ASSIGNMENT — A complete and exact copy of the data below is the task.

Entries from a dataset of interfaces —
_ _ _ _ _ _ _
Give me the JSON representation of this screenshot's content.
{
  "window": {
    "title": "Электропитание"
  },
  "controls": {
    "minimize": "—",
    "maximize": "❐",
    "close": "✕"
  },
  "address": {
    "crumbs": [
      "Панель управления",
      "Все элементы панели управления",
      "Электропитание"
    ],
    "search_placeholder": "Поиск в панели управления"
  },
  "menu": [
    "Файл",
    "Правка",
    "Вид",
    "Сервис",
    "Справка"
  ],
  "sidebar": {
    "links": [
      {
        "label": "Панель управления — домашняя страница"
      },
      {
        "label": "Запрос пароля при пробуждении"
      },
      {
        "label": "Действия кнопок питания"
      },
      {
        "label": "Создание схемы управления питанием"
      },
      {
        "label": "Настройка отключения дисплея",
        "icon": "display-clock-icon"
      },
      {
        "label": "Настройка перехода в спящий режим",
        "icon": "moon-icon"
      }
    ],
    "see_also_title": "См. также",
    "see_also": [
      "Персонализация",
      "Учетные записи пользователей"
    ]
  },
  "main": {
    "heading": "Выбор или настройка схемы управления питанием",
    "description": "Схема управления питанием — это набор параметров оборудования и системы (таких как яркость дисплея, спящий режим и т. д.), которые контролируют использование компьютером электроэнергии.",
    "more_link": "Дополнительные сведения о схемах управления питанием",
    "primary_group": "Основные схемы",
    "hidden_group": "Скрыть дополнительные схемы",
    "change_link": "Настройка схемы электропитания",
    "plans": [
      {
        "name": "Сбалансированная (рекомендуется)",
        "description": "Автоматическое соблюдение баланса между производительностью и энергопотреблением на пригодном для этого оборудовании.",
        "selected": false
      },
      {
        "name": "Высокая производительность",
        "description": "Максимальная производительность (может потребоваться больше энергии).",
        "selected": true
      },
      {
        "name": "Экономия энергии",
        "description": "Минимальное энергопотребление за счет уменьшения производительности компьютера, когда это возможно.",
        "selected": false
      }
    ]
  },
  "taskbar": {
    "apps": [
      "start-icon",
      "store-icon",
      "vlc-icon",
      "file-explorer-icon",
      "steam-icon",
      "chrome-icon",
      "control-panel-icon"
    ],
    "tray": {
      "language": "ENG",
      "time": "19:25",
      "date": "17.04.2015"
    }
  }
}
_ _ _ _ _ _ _
THE ANSWER —
Give me the JSON representation of this screenshot's content.
{
  "window": {
    "title": "Электропитание"
  },
  "controls": {
    "minimize": "—",
    "maximize": "❐",
    "close": "✕"
  },
  "address": {
    "crumbs": [
      "Панель управления",
      "Все элементы панели управления",
      "Электропитание"
    ],
    "search_placeholder": "Поиск в панели управления"
  },
  "menu": [
    "Файл",
    "Правка",
    "Вид",
    "Сервис",
    "Справка"
  ],
  "sidebar": {
    "links": [
      {
        "label": "Панель управления — домашняя страница"
      },
      {
        "label": "Запрос пароля при пробуждении"
      },
      {
        "label": "Действия кнопок питания"
      },
      {
        "label": "Создание схемы управления питанием"
      },
      {
        "label": "Настройка отключения дисплея",
        "icon": "display-clock-icon"
      },
      {
        "label": "Настройка перехода в спящий режим",
        "icon": "moon-icon"
      }
    ],
    "see_also_title": "См. также",
    "see_also": [
      "Персонализация",
      "Учетные записи пользователей"
    ]
  },
  "main": {
    "heading": "Выбор или настройка схемы управления питанием",
    "description": "Схема управления питанием — это набор параметров оборудования и системы (таких как яркость дисплея, спящий режим и т. д.), которые контролируют использование компьютером электроэнергии.",
    "more_link": "Дополнительные сведения о схемах управления питанием",
    "primary_group": "Основные схемы",
    "hidden_group": "Скрыть дополнительные схемы",
    "change_link": "Настройка схемы электропитания",
    "plans": [
      {
        "name": "Сбалансированная (рекомендуется)",
        "description": "Автоматическое соблюдение баланса между производительностью и энергопотреблением на пригодном для этого оборудовании.",
        "selected": false
      },
      {
        "name": "Высокая производительность",
        "description": "Максимальная производительность (может потребоваться больше энергии).",
        "selected": true
      },
      {
        "name": "Экономия энергии",
        "description": "Минимальное энергопотребление за счет уменьшения производительности компьютера, когда это возможно.",
        "selected": false
      }
    ]
  },
  "taskbar": {
    "apps": [
      "start-icon",
      "store-icon",
      "vlc-icon",
      "file-explorer-icon",
      "steam-icon",
      "chrome-icon",
      "control-panel-icon"
    ],
    "tray": {
      "language": "ENG",
      "time": "19:25",
      "date": "17.04.2015"
    }
  }
}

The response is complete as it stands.